If any of these signs are present, avoid the urge to pick up your child and comfort them. “With head traumas, it’s possible that they’ve also injured their neck or spine, and you don’t want to worsen the injury by moving them possibly,” Dr Ye Mon says.

A deformity anywhere on the body that looks like a broken bone should also be treated as an emergency.

If the baby is having a seizure after a fall, gently roll them to their side before calling 9-1-1, she adds.

If the child is alert and crying (that’s a normal reaction for a startled baby, even when there is no injury), and there are no obvious signs of injury, gently pick them up and console them.

Signs you should go to the ER.

Even if your baby didn’t lose consciousness or appear to have a severe injury, there are still signs that can require a trip to the emergency room. These include:

  • being inconsolable
  • bulging of the soft spot in the front of the head
  • continually rubbing their head
  • excessively sleepy
  • has bloody or yellow fluid coming from the nose or ears
  • high-pitched cry
  • changes in balance or coordination
  • pupils that aren’t the same size
  • sensitivity to light or noise
  • vomiting

If you notice these changes, seek emergency attention as quickly as possible.

If you notice any symptoms that your baby is acting out of the ordinary — or you feel something isn’t right — seek immediate medical attention.
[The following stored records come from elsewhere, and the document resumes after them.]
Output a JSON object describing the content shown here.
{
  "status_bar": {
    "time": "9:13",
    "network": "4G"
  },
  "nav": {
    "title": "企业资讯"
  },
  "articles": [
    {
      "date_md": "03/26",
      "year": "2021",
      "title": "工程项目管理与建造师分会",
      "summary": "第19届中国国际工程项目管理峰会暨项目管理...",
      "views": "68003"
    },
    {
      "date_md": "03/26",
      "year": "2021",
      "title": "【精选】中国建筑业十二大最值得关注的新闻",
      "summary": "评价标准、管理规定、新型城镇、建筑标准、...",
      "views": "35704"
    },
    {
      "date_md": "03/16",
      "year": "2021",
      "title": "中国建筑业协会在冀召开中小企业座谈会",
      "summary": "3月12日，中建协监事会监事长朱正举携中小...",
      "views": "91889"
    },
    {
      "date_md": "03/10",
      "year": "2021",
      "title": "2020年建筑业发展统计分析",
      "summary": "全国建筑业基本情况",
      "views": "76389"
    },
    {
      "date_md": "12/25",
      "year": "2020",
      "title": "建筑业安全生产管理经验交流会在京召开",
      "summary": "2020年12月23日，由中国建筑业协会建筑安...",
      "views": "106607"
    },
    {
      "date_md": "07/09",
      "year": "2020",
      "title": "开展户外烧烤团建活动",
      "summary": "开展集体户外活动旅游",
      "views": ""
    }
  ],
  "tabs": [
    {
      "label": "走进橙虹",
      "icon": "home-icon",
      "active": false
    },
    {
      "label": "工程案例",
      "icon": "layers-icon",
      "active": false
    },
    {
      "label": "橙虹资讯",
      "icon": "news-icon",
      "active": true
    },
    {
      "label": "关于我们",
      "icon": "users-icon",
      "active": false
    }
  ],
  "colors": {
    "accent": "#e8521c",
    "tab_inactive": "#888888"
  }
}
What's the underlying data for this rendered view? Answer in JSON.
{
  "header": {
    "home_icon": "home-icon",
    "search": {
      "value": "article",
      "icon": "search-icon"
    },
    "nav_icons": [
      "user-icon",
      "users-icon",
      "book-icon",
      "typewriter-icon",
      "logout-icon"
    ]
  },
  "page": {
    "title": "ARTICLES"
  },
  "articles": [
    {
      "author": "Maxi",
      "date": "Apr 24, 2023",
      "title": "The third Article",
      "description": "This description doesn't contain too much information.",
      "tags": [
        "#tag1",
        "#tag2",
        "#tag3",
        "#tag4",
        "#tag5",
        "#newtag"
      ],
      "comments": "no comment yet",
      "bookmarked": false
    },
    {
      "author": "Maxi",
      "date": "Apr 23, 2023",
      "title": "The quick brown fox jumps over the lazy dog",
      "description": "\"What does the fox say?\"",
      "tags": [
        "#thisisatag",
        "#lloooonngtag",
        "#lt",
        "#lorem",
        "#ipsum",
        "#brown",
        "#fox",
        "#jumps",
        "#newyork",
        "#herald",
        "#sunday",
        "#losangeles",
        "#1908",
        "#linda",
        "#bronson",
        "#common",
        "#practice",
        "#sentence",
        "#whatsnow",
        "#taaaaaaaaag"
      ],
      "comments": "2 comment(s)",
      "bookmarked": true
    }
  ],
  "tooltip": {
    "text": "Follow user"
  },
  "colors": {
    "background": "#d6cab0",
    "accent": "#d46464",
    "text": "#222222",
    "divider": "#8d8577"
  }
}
It’s better to be safe than sorry in this instance.

That said, while it is important to observe your baby and consult their doctor as needed, keep in mind most babies don’t sustain a significant injury or head trauma from falling off the bed.

Risk Factors of Bed Falls
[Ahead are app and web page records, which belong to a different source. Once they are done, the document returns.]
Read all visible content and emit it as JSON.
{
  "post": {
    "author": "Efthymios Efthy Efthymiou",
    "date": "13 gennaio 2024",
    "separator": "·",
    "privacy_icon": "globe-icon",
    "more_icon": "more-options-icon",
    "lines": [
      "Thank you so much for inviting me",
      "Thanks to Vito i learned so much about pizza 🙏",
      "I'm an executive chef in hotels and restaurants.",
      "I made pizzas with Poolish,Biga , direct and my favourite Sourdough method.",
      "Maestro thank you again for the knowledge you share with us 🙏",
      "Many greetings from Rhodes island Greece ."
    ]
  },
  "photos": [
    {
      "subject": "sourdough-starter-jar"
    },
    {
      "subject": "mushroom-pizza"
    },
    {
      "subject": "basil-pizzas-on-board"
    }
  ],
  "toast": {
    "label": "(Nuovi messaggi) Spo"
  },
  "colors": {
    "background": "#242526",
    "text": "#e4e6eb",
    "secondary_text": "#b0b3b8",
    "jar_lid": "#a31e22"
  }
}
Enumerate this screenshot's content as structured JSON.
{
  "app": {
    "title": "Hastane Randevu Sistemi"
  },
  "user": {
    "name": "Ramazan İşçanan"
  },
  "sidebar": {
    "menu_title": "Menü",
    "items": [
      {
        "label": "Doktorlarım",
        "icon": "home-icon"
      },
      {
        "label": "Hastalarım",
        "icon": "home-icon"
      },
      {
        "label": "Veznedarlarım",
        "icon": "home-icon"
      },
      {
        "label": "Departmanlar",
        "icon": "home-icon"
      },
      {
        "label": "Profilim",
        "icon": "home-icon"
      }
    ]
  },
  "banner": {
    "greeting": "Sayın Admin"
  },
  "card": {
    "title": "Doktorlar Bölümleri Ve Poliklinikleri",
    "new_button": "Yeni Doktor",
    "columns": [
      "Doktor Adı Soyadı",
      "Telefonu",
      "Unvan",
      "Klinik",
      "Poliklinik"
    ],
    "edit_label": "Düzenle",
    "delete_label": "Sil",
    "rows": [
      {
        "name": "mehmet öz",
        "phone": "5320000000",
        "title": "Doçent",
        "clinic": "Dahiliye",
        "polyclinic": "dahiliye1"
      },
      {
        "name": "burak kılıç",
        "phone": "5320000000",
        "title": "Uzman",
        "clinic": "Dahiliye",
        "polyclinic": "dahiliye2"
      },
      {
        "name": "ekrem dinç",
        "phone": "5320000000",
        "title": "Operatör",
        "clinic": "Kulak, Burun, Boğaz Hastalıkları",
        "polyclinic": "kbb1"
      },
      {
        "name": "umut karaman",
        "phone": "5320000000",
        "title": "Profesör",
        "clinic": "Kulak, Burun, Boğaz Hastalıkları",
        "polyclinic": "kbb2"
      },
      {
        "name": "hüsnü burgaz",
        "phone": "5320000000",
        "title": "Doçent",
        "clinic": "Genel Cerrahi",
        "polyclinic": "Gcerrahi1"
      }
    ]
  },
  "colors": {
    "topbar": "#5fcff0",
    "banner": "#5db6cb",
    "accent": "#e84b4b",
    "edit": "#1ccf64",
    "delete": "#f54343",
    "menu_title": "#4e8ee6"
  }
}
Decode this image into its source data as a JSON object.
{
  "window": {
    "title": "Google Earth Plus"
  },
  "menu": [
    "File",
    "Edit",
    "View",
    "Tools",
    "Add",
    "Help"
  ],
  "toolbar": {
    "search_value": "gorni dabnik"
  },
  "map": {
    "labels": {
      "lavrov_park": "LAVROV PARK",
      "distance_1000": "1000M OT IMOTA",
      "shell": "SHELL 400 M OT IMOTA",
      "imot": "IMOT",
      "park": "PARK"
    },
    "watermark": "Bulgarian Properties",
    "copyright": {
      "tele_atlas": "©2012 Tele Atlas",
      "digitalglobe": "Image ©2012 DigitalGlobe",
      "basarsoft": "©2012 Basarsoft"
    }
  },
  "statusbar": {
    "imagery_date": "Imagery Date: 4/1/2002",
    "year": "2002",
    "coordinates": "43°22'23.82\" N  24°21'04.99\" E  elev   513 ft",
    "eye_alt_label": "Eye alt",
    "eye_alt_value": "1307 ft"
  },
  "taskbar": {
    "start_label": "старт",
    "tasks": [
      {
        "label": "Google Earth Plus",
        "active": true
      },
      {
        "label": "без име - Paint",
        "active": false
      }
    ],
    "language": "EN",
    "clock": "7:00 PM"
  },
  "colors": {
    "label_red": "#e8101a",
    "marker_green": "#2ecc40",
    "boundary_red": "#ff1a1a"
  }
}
  • Leaving a child alone who is over the age of 4 months. Normally when children reach this age, they start learning how to turn themselves over. However, even if your child is younger than four months old and is not yet mobile, you should not get complacent. Keep your baby in sight at all times.
  • Unsuitable beds, such as beds without guards or beds with rails that are too wide.
  • Beds that are higher than 120 cm. If a child falls from a high bed, it increases the risk of bleeding in the brain.
  • Beds that have gaps, rails or holes wider than 6 cm. Your baby may be able to put their arms or legs through the gaps, but their head may get stuck. Moreover, if your child’s legs cannot reach the floor, accidents such as self-strangulation can happen, which can be fatal.

Prevent Your Baby from Falling Out of Bed

  • Your child’s bed or cot should have guards on all four sides, and each guard should be tightly locked. This is to prevent the child from bumping into the guard and working it loose, allowing the child to fall out of bed.
  • The gaps between your child’s bed railings should be no wider than 6 cm. You can place a sheet or pillow against the outside of the railings to prevent the child from putting their arms or legs through the cot or bed.
  • Use a low-lying place for sleeping, such as a mattress on the floor.
  • Do not let your child sleep alone. Parents or guardians should have their child in sight at all times.

Many parents may think that their child is unlikely to fall out of bed, but this type of accident is more common than you might think. As a parent, you only need to be complacent for a split second. If your child falls out of bed, the complications can be serious. 

So to prevent your child from being caught up in an accident never let them out of sight or leave them alone, and always use a suitable bed. Accidents cannot be foreseen, but they can be prevented.


Scroll to Top